■ **Exercise goal**
If a record holds a picture, please leave the picture out and copy the rest of the record exactly.

■ **Supplied data**

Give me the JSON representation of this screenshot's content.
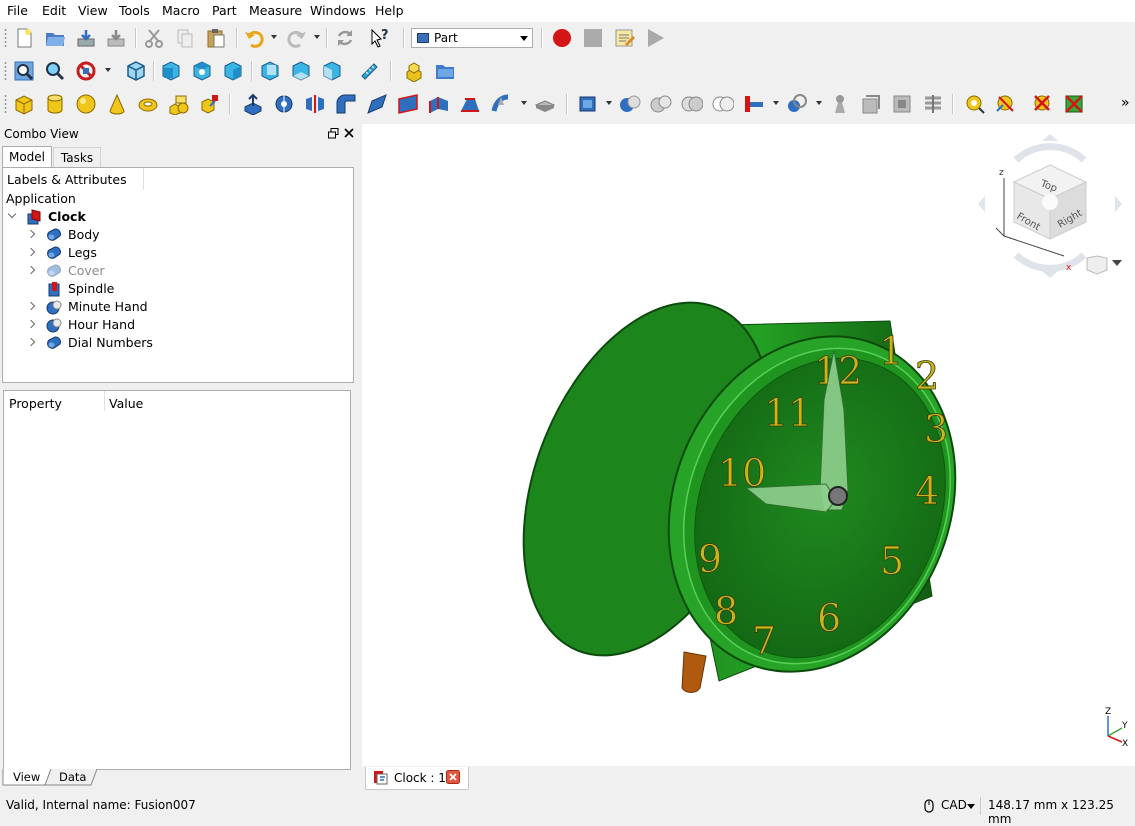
{
  "menu": [
    "File",
    "Edit",
    "View",
    "Tools",
    "Macro",
    "Part",
    "Measure",
    "Windows",
    "Help"
  ],
  "workbench": {
    "selected": "Part"
  },
  "toolbar_more": "»",
  "combo_view": {
    "title": "Combo View",
    "tabs": [
      "Model",
      "Tasks"
    ]
  },
  "tree": {
    "header": "Labels & Attributes",
    "root": "Application",
    "document": "Clock",
    "items": [
      {
        "label": "Body",
        "expandable": true,
        "muted": false,
        "icon": "shape-icon"
      },
      {
        "label": "Legs",
        "expandable": true,
        "muted": false,
        "icon": "shape-icon"
      },
      {
        "label": "Cover",
        "expandable": true,
        "muted": true,
        "icon": "shape-icon"
      },
      {
        "label": "Spindle",
        "expandable": false,
        "muted": false,
        "icon": "cut-icon"
      },
      {
        "label": "Minute Hand",
        "expandable": true,
        "muted": false,
        "icon": "fusion-icon"
      },
      {
        "label": "Hour Hand",
        "expandable": true,
        "muted": false,
        "icon": "fusion-icon"
      },
      {
        "label": "Dial Numbers",
        "expandable": true,
        "muted": false,
        "icon": "shape-icon"
      }
    ]
  },
  "property_panel": {
    "columns": [
      "Property",
      "Value"
    ]
  },
  "bottom_tabs": [
    "View",
    "Data"
  ],
  "document_tab": {
    "label": "Clock : 1*"
  },
  "navcube": {
    "faces": [
      "Top",
      "Front",
      "Right"
    ],
    "axes": [
      "z",
      "x",
      "y"
    ]
  },
  "axis_cross": {
    "labels": [
      "Z",
      "Y",
      "X"
    ]
  },
  "clock_dial": {
    "numbers": [
      "12",
      "1",
      "2",
      "3",
      "4",
      "5",
      "6",
      "7",
      "8",
      "9",
      "10",
      "11"
    ]
  },
  "status": {
    "message": "Valid, Internal name: Fusion007",
    "nav_style": "CAD",
    "dimensions": "148.17 mm x 123.25 mm"
  },
  "colors": {
    "clock_green": "#1a8a1a",
    "numerals": "#c9b51a",
    "leg": "#b05a10"
  }
}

■ **Reply**
Give me the JSON representation of this screenshot's content.
{
  "menu": [
    "File",
    "Edit",
    "View",
    "Tools",
    "Macro",
    "Part",
    "Measure",
    "Windows",
    "Help"
  ],
  "workbench": {
    "selected": "Part"
  },
  "toolbar_more": "»",
  "combo_view": {
    "title": "Combo View",
    "tabs": [
      "Model",
      "Tasks"
    ]
  },
  "tree": {
    "header": "Labels & Attributes",
    "root": "Application",
    "document": "Clock",
    "items": [
      {
        "label": "Body",
        "expandable": true,
        "muted": false,
        "icon": "shape-icon"
      },
      {
        "label": "Legs",
        "expandable": true,
        "muted": false,
        "icon": "shape-icon"
      },
      {
        "label": "Cover",
        "expandable": true,
        "muted": true,
        "icon": "shape-icon"
      },
      {
        "label": "Spindle",
        "expandable": false,
        "muted": false,
        "icon": "cut-icon"
      },
      {
        "label": "Minute Hand",
        "expandable": true,
        "muted": false,
        "icon": "fusion-icon"
      },
      {
        "label": "Hour Hand",
        "expandable": true,
        "muted": false,
        "icon": "fusion-icon"
      },
      {
        "label": "Dial Numbers",
        "expandable": true,
        "muted": false,
        "icon": "shape-icon"
      }
    ]
  },
  "property_panel": {
    "columns": [
      "Property",
      "Value"
    ]
  },
  "bottom_tabs": [
    "View",
    "Data"
  ],
  "document_tab": {
    "label": "Clock : 1*"
  },
  "navcube": {
    "faces": [
      "Top",
      "Front",
      "Right"
    ],
    "axes": [
      "z",
      "x",
      "y"
    ]
  },
  "axis_cross": {
    "labels": [
      "Z",
      "Y",
      "X"
    ]
  },
  "clock_dial": {
    "numbers": [
      "12",
      "1",
      "2",
      "3",
      "4",
      "5",
      "6",
      "7",
      "8",
      "9",
      "10",
      "11"
    ]
  },
  "status": {
    "message": "Valid, Internal name: Fusion007",
    "nav_style": "CAD",
    "dimensions": "148.17 mm x 123.25 mm"
  },
  "colors": {
    "clock_green": "#1a8a1a",
    "numerals": "#c9b51a",
    "leg": "#b05a10"
  }
}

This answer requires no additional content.